Work and fun in Suriname    Click for the chartlet
Click the photo's in the film to enlarge them; or click the photo banners in the text


Very un-Surinamese, but we are extremely busy. With real work! With Viviane (Tropical Landscaping: garden design, lay-out and maintenance) we are alrwady busy for months. And for Mila and Erick (Galibi) we made a poster and a folder to interest more tourists. On top of that P was inspired by Galibi to create “eco-art”, that can be displayed in any Carib-indian museum, if it existed. Basis are the so-called “maripa-boats”, of which we brought four from. The maripa flowers ripe in a peel and it's all about this peel. When the peel has burst open it is very appropriate as fruit basket or just as a decorative shape at home. Varnished when they are still fresh, or painted if they are older – with “traditional” Carib-indian decorations. P makes them up just like that and according to Roberto they seem quite authentic.
Furthermore we publish every other week an article in the on-line Dutch newspaper Volkskrant. And this is not all. We were also invited as educational social workers in the village of Sipaliwini, next to the Brazilian border. Our support would consist of managing the construction of a primaru school (JW) and filling in the educational program for the not-licensed schoolteachers (P). And teach them as much Dutch language as possible. We would have to there for 1 or 2 weeks per month. But too bad is that we know some of the local politics and it seems to be a bit of a hornet's nest. Apart from that we both are very result-oriented, while this project needs patience and diplomacynot really our characteristics. In short, we have said “no”. This doesn't mean that we don;t want to volunteer for people in the interior, on the contrary. So we immediately got another job: the evaluation of a lodge project in Kwamalasamutu. And when we read the reports on this project, we were once more convinced that we made the right decision concerning Sipaliwini.


Between jobs we also do things for ourselves.

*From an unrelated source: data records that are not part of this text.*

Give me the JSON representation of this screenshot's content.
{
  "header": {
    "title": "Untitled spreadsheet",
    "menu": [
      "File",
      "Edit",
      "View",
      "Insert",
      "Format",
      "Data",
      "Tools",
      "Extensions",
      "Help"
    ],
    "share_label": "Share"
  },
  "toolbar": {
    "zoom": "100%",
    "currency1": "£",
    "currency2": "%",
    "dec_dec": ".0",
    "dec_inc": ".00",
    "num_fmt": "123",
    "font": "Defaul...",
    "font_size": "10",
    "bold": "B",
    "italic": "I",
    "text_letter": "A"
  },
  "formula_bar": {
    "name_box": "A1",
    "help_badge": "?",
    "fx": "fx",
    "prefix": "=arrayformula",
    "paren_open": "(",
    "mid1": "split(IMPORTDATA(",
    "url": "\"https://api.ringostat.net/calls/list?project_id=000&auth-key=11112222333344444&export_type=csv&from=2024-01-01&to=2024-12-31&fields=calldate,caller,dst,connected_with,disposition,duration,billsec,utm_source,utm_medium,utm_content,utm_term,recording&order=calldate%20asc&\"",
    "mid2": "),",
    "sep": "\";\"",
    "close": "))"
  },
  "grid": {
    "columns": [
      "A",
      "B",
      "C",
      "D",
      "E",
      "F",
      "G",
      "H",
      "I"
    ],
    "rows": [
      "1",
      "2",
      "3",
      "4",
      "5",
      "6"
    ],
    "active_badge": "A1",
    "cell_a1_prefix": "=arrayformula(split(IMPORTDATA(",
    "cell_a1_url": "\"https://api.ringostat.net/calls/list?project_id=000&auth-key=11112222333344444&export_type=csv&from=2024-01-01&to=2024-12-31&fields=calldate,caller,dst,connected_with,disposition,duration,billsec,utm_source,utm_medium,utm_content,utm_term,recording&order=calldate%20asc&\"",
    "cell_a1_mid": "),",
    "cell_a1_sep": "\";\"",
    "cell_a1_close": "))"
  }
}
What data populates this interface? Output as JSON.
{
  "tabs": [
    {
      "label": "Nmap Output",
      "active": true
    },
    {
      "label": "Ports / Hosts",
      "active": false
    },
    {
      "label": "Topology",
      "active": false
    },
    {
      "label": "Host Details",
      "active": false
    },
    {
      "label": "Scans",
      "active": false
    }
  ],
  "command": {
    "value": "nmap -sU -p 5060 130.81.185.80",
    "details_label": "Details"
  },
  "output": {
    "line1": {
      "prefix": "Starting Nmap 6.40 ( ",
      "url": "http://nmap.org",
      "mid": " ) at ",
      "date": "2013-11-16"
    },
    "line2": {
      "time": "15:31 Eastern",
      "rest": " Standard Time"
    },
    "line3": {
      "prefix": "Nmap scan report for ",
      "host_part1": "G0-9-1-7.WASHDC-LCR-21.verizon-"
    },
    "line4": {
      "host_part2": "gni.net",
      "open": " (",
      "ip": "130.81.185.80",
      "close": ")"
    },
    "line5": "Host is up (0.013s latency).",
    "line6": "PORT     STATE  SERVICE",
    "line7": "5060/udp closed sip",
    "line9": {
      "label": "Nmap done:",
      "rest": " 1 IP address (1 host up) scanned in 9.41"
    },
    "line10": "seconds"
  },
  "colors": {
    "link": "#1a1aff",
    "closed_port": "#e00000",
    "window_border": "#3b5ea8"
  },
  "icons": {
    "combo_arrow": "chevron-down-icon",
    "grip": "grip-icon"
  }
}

Now that our home is almost finished (including a walk in library)), it was time to upgrade the exterior a bit. We tried everything to control the weeds in the ditch in front of the house, but it still remained a problem. Put tubes in and close with dirt was no option because too expensive in relation to the value of our home. Also the ditch is not ours but government property. So we decided to do it different and constructed with help from Kaka (who already worked with us before) a neat shoreside with wooden sheetpiling. In the blistering heat of the dry season a sweaty job.

Besides working we also had lots of fun. Mia and Roberto very much wanted to sail so Patricia and Wiebe planned to take them on a tour on their former fishing boat “Vreeland” and to Braamspunt. And we were also invited.
Braamspunt lis situated in the estuary of the Suriname river. It has a nice white beach where you can swim and catch firsh and stroll around. The friendly Javanese fishermen dry fish and shrimp  and they invited us to try their produce, so Mia stocked up immediately. On the way back to Domburg she prepared a nice dish of shrimp with onion, garlic and hot pepper. As if we hadn't eaten lots already! This is part of life in Suriname; when you go somewhere, you eat. So during the day we already had fish rissoles (Mia), a huge pasta salad (PJW) to go with the chicken and pork from the barbecue, with French bread and garlic butter. Cold drinks all day with lots of icecubes and rum. Just great and very pleasurable and although we sat underneat a tarp all day, we were a bit tanned.

We also were invited to a personel's outing from Body N.V., a ship yard between Boxel and Domburg where we incidentally have some welding done. Marius was asked by the owner mr. Weiboldt to bring “some nice people from the plantation” to a party inCoronie. Those nice people turned out to be us.
Sunday morning at 07.30 the company bus started for the long drive to Coronie. It is not far (less than 150 km) but the road is poor so getting there takes three hours. Already before we started we were treated to cans of beer, much to JW's horror. It was a great day with nice conversation, great food and an afternoon stroll on mr. Weiboldt's huge property, where people were fishing in the shade of an enormous cotton tree. It was quite hot so the guys drank lots of djogo's. The djogo is a true phenomenon in Suriname which needs explanation.
In Suriname we drink Parbo-beer. Available in 33 cl bottles and in cans, but much more popular is the djogo: a one litre bottle. Because Surinamese like to share.

And what about the boat? She is doing fine. Witte Raaf is tied to a mooring in the Suriname river and we often check if everything is still okay.
Witte Raaf also got a new furling genoa. Made by Hagoort Sails (in Holland), cheaper than sails in the Caribbean and what is more important: now we are sure that the sail is really good. No VAT to be paid as Witte Raaf is “yacht in transit” and P could take the package along after she paid €12 at customs as a bribe, as "taxi money" because customs should accompany it on board. Thus confirming that Suriname indeed deserves a place in the top 10 of most corrupt countries in the world.

       Previous    Next